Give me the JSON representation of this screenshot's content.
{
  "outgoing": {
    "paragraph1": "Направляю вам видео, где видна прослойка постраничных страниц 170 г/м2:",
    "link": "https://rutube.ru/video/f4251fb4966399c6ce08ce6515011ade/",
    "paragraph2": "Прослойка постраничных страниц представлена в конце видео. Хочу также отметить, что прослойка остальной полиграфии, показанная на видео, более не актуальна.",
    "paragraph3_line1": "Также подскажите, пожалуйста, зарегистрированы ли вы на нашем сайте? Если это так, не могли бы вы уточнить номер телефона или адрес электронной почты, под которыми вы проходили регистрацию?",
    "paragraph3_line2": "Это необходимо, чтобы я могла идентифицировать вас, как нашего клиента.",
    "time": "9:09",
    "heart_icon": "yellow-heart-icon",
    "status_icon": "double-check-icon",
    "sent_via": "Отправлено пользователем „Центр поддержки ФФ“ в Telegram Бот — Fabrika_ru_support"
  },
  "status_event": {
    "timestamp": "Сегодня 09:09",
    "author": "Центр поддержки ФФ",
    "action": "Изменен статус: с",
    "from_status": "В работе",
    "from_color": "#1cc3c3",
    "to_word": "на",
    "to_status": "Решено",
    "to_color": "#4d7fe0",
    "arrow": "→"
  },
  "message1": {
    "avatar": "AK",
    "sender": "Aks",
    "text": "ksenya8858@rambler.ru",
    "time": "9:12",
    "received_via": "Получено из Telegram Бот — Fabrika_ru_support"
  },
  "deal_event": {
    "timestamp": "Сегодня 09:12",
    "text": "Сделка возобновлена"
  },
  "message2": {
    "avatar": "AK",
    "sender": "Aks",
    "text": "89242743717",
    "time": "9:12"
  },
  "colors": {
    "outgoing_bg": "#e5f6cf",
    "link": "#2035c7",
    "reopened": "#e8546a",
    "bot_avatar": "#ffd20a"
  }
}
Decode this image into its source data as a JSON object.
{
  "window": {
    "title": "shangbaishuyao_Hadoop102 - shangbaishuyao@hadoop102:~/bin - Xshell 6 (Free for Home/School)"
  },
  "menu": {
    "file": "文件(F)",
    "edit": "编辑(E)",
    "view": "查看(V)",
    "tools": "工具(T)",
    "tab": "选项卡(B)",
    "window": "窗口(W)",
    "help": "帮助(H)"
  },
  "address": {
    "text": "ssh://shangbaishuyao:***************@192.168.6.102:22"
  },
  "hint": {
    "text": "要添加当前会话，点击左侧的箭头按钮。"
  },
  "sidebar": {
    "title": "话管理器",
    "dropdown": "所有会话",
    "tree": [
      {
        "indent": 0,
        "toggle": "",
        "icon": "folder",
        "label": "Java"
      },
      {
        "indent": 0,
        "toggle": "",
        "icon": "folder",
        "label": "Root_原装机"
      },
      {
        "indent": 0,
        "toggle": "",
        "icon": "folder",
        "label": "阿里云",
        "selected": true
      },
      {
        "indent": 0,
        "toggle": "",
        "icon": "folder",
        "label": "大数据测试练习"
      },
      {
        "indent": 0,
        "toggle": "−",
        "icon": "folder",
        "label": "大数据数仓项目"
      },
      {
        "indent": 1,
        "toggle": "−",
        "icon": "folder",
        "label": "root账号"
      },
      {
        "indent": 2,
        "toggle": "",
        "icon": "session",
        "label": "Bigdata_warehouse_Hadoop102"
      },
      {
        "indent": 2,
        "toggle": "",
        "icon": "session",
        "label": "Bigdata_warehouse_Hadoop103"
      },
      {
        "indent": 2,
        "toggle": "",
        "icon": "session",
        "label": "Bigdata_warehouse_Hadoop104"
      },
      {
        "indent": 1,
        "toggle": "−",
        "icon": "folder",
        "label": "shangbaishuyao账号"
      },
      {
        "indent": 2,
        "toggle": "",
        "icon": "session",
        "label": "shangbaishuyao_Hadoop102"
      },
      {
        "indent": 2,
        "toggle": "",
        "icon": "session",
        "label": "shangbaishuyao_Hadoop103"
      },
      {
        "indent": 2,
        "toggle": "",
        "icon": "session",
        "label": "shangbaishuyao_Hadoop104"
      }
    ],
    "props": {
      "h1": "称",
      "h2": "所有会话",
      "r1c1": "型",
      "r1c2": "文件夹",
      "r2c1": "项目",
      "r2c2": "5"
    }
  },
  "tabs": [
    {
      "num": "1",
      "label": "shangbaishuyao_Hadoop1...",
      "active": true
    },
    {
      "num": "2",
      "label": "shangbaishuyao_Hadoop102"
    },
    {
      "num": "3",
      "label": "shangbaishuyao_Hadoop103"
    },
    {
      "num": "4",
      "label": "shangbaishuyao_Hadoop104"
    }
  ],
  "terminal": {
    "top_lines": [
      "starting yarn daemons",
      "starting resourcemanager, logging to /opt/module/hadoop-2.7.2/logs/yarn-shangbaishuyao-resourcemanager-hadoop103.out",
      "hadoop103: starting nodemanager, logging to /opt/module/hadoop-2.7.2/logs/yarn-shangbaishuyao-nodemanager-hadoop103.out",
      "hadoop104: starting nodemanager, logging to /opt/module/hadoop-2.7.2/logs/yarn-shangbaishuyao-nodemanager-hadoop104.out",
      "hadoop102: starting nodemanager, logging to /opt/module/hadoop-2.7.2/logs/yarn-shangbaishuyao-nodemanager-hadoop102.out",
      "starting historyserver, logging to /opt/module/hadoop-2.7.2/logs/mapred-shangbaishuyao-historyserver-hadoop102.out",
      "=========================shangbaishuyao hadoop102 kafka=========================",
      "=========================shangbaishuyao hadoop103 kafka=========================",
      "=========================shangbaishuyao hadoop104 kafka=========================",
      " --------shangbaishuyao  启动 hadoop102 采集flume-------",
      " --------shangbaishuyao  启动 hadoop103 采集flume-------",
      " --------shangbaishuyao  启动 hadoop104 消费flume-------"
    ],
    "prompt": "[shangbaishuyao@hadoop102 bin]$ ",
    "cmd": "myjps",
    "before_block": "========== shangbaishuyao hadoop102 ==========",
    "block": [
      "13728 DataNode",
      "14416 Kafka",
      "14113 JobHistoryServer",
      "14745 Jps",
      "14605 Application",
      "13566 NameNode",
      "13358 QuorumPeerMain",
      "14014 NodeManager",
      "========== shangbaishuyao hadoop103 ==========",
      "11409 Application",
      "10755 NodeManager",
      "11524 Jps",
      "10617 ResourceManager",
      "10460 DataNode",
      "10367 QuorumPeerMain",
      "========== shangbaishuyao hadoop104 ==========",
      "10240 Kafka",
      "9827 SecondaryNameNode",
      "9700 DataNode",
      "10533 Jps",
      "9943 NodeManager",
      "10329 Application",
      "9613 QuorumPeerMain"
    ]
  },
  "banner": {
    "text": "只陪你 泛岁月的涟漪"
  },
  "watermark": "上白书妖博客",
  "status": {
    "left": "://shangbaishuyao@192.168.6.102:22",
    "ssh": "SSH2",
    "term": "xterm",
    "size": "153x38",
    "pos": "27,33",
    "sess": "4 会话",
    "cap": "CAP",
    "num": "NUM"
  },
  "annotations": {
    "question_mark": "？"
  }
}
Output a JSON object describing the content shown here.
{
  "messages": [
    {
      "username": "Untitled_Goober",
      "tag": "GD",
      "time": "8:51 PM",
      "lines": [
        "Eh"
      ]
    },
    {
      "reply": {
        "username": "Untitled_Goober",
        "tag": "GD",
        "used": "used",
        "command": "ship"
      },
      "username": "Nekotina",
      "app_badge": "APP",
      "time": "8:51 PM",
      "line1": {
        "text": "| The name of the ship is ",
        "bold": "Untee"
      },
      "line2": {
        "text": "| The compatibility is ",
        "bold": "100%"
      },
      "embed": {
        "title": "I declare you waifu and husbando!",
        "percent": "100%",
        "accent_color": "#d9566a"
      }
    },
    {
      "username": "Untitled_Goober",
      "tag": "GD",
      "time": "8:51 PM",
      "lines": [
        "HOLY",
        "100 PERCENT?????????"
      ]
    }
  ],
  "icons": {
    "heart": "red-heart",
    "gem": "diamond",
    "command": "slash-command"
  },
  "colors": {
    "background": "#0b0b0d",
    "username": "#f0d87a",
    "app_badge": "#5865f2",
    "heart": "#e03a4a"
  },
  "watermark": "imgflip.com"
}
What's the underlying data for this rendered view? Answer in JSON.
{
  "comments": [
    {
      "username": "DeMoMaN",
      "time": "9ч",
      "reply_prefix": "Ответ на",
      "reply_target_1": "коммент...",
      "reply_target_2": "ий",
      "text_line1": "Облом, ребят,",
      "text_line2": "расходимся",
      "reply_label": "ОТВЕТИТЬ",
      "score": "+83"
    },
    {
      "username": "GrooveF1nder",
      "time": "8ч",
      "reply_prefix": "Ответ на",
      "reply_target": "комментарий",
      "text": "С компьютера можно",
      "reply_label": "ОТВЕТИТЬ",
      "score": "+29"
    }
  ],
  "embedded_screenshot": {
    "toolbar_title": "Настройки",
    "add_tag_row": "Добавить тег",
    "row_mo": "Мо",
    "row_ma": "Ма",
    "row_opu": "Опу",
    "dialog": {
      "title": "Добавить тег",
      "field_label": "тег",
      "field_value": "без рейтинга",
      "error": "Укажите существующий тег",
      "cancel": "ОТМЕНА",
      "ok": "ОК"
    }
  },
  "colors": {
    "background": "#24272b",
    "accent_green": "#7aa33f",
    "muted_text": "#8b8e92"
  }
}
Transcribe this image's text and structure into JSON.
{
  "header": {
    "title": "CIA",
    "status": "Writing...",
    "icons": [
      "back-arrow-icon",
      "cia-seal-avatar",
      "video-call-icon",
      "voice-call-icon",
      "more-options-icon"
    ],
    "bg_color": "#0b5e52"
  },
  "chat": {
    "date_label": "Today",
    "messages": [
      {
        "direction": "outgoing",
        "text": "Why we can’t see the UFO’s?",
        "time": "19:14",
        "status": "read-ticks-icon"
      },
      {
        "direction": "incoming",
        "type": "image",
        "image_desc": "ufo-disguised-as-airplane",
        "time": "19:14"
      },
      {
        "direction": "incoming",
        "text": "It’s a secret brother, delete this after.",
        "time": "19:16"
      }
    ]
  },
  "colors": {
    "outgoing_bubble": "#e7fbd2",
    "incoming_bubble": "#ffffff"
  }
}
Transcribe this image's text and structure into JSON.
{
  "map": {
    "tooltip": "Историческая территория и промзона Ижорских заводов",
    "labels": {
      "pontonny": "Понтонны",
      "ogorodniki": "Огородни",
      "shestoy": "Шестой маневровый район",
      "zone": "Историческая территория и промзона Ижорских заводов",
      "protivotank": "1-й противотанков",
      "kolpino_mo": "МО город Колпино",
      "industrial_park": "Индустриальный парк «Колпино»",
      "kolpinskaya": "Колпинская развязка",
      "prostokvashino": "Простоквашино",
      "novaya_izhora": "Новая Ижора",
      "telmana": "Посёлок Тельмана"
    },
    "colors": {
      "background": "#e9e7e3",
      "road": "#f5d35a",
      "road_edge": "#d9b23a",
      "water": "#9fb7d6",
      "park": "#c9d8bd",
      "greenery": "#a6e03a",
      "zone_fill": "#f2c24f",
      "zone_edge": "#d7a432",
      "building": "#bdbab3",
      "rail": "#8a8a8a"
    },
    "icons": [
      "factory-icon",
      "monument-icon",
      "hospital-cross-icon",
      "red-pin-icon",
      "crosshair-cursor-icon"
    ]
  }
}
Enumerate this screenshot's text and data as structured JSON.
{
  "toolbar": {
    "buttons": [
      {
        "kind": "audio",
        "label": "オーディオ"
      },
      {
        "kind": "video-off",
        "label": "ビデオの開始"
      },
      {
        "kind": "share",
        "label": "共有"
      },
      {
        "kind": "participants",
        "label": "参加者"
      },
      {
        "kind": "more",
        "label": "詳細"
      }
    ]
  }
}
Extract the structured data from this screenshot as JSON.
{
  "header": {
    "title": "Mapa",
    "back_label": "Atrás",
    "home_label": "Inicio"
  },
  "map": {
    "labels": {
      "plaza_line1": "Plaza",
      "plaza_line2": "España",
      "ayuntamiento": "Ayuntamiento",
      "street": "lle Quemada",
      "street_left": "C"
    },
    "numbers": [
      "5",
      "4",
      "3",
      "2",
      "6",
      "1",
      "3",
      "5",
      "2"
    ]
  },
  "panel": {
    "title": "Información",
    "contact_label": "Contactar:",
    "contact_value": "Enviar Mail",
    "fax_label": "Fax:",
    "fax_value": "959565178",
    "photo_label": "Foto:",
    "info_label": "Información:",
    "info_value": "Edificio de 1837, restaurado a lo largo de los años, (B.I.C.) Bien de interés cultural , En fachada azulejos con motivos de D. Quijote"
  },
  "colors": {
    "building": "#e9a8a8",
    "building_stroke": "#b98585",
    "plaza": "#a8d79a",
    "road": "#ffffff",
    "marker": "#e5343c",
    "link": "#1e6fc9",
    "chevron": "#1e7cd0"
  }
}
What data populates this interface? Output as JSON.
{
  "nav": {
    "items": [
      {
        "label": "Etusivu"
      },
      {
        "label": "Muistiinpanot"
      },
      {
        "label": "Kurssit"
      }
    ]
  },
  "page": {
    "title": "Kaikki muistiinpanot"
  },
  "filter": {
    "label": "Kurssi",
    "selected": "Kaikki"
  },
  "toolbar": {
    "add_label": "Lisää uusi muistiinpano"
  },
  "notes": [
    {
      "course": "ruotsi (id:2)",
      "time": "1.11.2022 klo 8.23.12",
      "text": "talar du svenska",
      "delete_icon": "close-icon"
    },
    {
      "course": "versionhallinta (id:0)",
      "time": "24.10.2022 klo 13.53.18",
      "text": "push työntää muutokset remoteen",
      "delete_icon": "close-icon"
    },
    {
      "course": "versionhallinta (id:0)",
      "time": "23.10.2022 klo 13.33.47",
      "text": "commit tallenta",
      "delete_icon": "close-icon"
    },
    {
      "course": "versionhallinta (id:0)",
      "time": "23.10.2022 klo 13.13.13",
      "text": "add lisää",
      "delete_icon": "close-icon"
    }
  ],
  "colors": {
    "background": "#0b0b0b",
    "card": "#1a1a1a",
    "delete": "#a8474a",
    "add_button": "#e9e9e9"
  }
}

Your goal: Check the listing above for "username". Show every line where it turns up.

Written reply:
      "username": "Untitled_Goober",
        "username": "Untitled_Goober",
      "username": "Nekotina",
      "username": "Untitled_Goober",
    "username": "#f0d87a",
      "username": "DeMoMaN",
      "username": "GrooveF1nder",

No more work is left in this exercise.